Items listed in a dataset
#####
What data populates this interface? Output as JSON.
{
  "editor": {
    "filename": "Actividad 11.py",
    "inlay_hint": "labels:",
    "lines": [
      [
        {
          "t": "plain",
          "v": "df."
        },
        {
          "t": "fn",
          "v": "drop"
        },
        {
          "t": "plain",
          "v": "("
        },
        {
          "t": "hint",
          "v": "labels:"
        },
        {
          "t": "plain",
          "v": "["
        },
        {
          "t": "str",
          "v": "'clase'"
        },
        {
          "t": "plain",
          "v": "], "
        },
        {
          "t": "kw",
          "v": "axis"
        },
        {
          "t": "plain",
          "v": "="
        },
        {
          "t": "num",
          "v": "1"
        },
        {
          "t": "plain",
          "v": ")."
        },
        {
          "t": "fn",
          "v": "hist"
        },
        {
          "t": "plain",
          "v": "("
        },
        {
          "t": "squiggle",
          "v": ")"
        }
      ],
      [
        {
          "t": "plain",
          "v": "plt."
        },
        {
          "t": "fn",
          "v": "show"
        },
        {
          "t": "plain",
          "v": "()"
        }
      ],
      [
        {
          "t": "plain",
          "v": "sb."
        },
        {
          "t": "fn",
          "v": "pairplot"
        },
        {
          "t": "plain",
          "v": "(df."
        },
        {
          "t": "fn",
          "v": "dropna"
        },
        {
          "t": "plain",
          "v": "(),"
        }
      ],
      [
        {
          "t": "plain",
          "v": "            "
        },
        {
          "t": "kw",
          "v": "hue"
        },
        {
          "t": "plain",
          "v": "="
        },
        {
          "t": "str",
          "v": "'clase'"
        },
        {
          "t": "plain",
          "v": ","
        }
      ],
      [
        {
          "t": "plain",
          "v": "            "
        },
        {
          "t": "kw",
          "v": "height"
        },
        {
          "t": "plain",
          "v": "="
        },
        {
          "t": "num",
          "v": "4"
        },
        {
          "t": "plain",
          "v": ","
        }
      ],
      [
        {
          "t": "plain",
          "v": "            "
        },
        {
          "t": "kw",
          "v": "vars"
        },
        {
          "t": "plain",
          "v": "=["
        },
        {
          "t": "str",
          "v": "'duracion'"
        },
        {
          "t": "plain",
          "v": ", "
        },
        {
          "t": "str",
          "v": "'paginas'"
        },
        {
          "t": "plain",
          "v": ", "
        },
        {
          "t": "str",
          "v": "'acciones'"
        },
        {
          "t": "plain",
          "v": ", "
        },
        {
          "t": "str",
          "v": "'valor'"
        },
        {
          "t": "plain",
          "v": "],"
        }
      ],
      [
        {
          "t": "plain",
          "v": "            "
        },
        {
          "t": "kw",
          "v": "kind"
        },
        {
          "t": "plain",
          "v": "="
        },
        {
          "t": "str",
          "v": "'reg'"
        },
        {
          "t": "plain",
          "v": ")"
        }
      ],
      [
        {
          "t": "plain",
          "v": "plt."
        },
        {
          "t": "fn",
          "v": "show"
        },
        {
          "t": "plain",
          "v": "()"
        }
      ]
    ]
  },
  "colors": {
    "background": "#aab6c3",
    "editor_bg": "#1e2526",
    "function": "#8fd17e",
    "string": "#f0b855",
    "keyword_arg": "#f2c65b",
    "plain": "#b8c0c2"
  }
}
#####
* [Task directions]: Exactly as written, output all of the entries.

* [Response to the exercise]:
What data populates this interface? Output as JSON.
{
  "editor": {
    "filename": "Actividad 11.py",
    "inlay_hint": "labels:",
    "lines": [
      [
        {
          "t": "plain",
          "v": "df."
        },
        {
          "t": "fn",
          "v": "drop"
        },
        {
          "t": "plain",
          "v": "("
        },
        {
          "t": "hint",
          "v": "labels:"
        },
        {
          "t": "plain",
          "v": "["
        },
        {
          "t": "str",
          "v": "'clase'"
        },
        {
          "t": "plain",
          "v": "], "
        },
        {
          "t": "kw",
          "v": "axis"
        },
        {
          "t": "plain",
          "v": "="
        },
        {
          "t": "num",
          "v": "1"
        },
        {
          "t": "plain",
          "v": ")."
        },
        {
          "t": "fn",
          "v": "hist"
        },
        {
          "t": "plain",
          "v": "("
        },
        {
          "t": "squiggle",
          "v": ")"
        }
      ],
      [
        {
          "t": "plain",
          "v": "plt."
        },
        {
          "t": "fn",
          "v": "show"
        },
        {
          "t": "plain",
          "v": "()"
        }
      ],
      [
        {
          "t": "plain",
          "v": "sb."
        },
        {
          "t": "fn",
          "v": "pairplot"
        },
        {
          "t": "plain",
          "v": "(df."
        },
        {
          "t": "fn",
          "v": "dropna"
        },
        {
          "t": "plain",
          "v": "(),"
        }
      ],
      [
        {
          "t": "plain",
          "v": "            "
        },
        {
          "t": "kw",
          "v": "hue"
        },
        {
          "t": "plain",
          "v": "="
        },
        {
          "t": "str",
          "v": "'clase'"
        },
        {
          "t": "plain",
          "v": ","
        }
      ],
      [
        {
          "t": "plain",
          "v": "            "
        },
        {
          "t": "kw",
          "v": "height"
        },
        {
          "t": "plain",
          "v": "="
        },
        {
          "t": "num",
          "v": "4"
        },
        {
          "t": "plain",
          "v": ","
        }
      ],
      [
        {
          "t": "plain",
          "v": "            "
        },
        {
          "t": "kw",
          "v": "vars"
        },
        {
          "t": "plain",
          "v": "=["
        },
        {
          "t": "str",
          "v": "'duracion'"
        },
        {
          "t": "plain",
          "v": ", "
        },
        {
          "t": "str",
          "v": "'paginas'"
        },
        {
          "t": "plain",
          "v": ", "
        },
        {
          "t": "str",
          "v": "'acciones'"
        },
        {
          "t": "plain",
          "v": ", "
        },
        {
          "t": "str",
          "v": "'valor'"
        },
        {
          "t": "plain",
          "v": "],"
        }
      ],
      [
        {
          "t": "plain",
          "v": "            "
        },
        {
          "t": "kw",
          "v": "kind"
        },
        {
          "t": "plain",
          "v": "="
        },
        {
          "t": "str",
          "v": "'reg'"
        },
        {
          "t": "plain",
          "v": ")"
        }
      ],
      [
        {
          "t": "plain",
          "v": "plt."
        },
        {
          "t": "fn",
          "v": "show"
        },
        {
          "t": "plain",
          "v": "()"
        }
      ]
    ]
  },
  "colors": {
    "background": "#aab6c3",
    "editor_bg": "#1e2526",
    "function": "#8fd17e",
    "string": "#f0b855",
    "keyword_arg": "#f2c65b",
    "plain": "#b8c0c2"
  }
}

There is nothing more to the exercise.